In some of the Blue Zones, EVOO consumption is high; up to 6 Tbsp/day, suggesting that UFA oil can be included in a healthy, balanced diet.
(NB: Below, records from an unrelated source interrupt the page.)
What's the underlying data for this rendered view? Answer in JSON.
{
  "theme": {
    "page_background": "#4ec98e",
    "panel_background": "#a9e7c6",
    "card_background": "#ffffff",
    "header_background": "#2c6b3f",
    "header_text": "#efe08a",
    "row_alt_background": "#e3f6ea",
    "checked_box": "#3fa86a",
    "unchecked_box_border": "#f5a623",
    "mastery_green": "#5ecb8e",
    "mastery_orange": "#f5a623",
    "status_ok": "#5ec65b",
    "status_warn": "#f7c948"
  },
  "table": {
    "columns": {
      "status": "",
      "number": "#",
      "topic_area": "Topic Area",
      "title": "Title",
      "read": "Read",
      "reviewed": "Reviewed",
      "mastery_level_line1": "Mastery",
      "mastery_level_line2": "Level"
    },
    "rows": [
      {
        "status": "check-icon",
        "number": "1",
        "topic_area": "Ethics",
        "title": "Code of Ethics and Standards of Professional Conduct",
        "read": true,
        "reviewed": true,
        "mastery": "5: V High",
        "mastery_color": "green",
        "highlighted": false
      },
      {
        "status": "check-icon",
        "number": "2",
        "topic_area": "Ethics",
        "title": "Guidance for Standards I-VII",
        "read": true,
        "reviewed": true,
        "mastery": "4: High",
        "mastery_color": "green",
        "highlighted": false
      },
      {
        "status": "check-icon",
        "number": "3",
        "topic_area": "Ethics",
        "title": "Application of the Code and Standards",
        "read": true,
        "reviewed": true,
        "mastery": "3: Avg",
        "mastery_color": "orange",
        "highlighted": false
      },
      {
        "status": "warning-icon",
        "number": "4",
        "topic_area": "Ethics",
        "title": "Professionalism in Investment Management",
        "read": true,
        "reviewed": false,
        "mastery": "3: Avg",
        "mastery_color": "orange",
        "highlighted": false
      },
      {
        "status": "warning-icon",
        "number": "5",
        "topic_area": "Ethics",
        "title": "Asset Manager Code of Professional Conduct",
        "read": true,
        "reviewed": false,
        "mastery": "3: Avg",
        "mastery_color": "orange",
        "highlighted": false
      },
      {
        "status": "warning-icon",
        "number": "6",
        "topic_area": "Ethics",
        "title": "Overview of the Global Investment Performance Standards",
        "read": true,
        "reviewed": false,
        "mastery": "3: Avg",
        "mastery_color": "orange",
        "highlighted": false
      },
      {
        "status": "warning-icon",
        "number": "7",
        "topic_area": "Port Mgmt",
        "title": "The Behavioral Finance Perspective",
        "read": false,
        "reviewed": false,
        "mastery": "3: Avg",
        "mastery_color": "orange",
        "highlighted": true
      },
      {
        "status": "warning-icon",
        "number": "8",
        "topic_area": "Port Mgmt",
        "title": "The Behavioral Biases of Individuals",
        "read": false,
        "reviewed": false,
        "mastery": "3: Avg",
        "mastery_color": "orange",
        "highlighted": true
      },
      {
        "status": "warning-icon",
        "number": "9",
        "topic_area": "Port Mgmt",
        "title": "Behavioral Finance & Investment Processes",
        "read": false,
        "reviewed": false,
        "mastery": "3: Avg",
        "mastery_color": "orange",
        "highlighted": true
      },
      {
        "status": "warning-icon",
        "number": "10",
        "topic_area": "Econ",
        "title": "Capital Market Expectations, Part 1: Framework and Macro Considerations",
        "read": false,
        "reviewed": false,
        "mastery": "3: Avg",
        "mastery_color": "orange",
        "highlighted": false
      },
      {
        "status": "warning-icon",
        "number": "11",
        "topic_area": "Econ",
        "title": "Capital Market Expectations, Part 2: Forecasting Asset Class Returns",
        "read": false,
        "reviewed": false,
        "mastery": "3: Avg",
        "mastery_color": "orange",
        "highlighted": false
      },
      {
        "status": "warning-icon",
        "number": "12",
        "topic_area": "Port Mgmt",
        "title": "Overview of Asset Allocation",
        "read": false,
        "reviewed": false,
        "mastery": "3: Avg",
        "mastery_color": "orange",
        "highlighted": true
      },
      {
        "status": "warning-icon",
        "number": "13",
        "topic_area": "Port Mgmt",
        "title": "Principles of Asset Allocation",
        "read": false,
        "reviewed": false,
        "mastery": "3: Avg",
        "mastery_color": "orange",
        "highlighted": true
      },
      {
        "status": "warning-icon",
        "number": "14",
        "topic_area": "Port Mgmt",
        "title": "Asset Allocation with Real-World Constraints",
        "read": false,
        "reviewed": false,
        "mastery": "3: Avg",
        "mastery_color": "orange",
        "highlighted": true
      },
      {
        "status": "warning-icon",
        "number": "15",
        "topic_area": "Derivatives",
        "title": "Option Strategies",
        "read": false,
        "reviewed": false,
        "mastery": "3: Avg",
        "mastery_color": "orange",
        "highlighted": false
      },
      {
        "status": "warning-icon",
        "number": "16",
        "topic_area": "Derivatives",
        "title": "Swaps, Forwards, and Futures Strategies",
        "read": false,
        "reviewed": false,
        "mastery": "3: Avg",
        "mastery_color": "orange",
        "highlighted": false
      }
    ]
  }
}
Adding fruits and vegetables to a meal partially restores arterial function and blood flow, which may provide a degree of protection, such is the convention of the Blue Zones who base their diets around whole plant-based foods.
Application should also be considered; deep frying food in corn oil is different from wiping a pan with a small amount of EVOO to prevent food from sticking.
Is oil healthy? – my conclusion
The balance of evidence certainly isn’t conclusive either way, so I think the best approach is a pragmatic one.
What it always boils down to for me (as always) is overall dietary pattern, rather than singling out individual foods, or even macronutrients (neither of which we eat in isolation).
My opinion is that unrefined virgin plant oils can be part of a healthy diet when consumed in small amounts in low risk individuals who eat a nutritious (plant-predominate) diet, and practice other health-promoting lifestyle choices.
Rather than promoting oil as a ‘health food’ though, a conservative view should be taken, and you should consider your personal health status and assess your individual risk before deciding whether to include oil in your diet.
From a gut health perspective, fats from plant-based sources, including vegetable oils, have shown positive alterations in gut microbiota diversity.
So given all of this, I am comfortable keeping some unsaturated oils in my diet.
Where do you stand?
- Analysis of Trans Fat in Edible Oils with Cooking Process
- Effects of Olive Oil on Markers of Inflammation and Endothelial Function—A Systematic Review and Meta-Analysis
- Influence of antioxidants in virgin olive oil on the formation of heterocyclic amines in fried beefburgers
- Plant-Based Fat, Dietary Patterns Rich in Vegetable Fat and Gut Microbiota Modulation